NHS England chief executive Simon Stevens said it is the first major pillar implementing the NHS Long Term Plan, coming just three weeks after the Plan was published.
NHS England will fund 20,000 more staff to help GP practices work together as part of a local ‘primary care network’. The new recruits – pharmacists, physios, paramedics, physician associates and social prescribing support workers – will free up GPs to spend more time with patients who need them, most as well ensuring patients have access to a wide range of services at their local practice.
This builds on the increase of 5,000 extra practice staff working with GPs over the past four years. Core funding increases will also support more practice nurses and GPs, with the number of young doctors choosing to train as GPs now at a record high.
Patient access will continue to improve, including the introduction of digital appointments, backed by a new patient right to web and video consultations by 2021.
This builds on the progress which saw evening and weekend appointments made available across the country in December, three months ahead of schedule, meaning an extra nine million are available at more convenient times.

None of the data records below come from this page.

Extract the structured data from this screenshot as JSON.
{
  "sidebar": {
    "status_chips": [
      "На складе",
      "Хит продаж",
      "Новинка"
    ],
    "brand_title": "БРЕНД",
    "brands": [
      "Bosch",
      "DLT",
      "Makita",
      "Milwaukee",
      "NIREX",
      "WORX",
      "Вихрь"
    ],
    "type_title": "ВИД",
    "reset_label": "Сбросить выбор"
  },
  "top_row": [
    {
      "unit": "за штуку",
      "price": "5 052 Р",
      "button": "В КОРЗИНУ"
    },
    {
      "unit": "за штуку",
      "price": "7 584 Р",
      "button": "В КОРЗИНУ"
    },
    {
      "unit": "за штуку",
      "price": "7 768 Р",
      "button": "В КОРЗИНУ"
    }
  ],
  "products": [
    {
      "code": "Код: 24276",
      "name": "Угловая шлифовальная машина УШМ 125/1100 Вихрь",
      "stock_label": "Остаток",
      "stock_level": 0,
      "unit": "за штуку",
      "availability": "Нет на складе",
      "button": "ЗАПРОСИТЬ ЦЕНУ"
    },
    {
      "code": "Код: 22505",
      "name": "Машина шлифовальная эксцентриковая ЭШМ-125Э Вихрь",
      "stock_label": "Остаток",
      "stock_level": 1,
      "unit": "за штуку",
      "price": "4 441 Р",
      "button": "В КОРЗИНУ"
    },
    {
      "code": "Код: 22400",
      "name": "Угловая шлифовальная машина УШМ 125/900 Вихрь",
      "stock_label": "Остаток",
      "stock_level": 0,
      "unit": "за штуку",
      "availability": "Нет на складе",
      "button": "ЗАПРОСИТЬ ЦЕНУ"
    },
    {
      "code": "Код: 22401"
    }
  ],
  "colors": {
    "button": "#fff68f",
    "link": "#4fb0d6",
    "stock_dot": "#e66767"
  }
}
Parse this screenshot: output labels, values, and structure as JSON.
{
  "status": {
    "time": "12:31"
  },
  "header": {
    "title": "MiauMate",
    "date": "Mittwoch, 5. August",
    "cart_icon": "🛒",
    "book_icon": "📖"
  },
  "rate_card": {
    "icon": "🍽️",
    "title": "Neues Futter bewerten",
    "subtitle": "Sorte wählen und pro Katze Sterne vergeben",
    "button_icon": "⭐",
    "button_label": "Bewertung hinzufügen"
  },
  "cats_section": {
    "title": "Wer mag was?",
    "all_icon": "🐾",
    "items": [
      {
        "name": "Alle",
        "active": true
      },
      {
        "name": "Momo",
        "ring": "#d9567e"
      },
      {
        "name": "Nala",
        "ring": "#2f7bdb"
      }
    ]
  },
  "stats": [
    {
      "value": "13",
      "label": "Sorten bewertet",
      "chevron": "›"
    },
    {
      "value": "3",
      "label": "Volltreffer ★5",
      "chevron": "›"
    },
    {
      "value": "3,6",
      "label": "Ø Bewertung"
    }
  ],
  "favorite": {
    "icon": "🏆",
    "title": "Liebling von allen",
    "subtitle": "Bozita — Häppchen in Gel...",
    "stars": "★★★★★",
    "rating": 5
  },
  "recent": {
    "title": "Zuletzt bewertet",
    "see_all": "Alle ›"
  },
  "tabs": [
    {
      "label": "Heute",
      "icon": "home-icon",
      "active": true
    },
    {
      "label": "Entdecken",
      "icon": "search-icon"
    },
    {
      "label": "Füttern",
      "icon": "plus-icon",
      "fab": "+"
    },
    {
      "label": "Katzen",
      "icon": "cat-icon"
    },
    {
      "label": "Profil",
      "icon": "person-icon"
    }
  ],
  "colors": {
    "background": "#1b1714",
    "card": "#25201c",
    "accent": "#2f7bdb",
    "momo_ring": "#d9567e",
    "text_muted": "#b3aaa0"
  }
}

It means GP practices will be able to drive further action on killer conditions such as cancer and heart disease as well as doing more to tackle obesity, diabetes and mental ill health, and support older people at home and in care homes.
Simon Stevens said: “This five-year deal unarguably represents the biggest boost to primary care in more than fifteen years, giving patients more convenient services at their local GP surgery while breaking down the divide between family doctors and community health services. It provides the practical foundation for the big service improvements in the NHS Long Term Plan. Patients across England – in towns, villages and cities – will all begin to see the benefits, beginning this year. And it allows us to keep all that’s best about British general practice while future-proofing it for the decade ahead.”
The NHS Long Term Plan will see funding for primary medical and community care increase as a share of the NHS budget for the first time in the health service’s 70-year history, with an extra £4.5 billion invested by 2023.
Ian Dodge, National Director for Strategy and Innovation at NHS England, who led discussions with the BMA, said: “General practice is the bedrock of the NHS, and the NHS needs general practice to survive and thrive. Through this comprehensive deal, the BMA and NHS England have sought to solve the big problems that general practice faces, and make it possible to expand services for patients.”
“Having a Long Term Plan has allowed us to come up with a five-year funding deal for primary care, for the first time in NHS history. And it is also a good deal for taxpayers, with money going directly into extra staff and services.”
Dr Nikki Kanani, a GP and NHS England’s Acting Medical Director for Primary Care, added: “This Contract gives five-year funding clarity and certainty for practices while giving patients improved services. Primary medical and community care resources will increase by £4.5 billion by 2023-24 and rise as a share of the overall NHS budget. And this agreement confirms how much of this new investment will stabilise and transform primary care through general practice and the evolution of Primary Care Networks. It’s a game changer and signals the start of a new era for general practice.”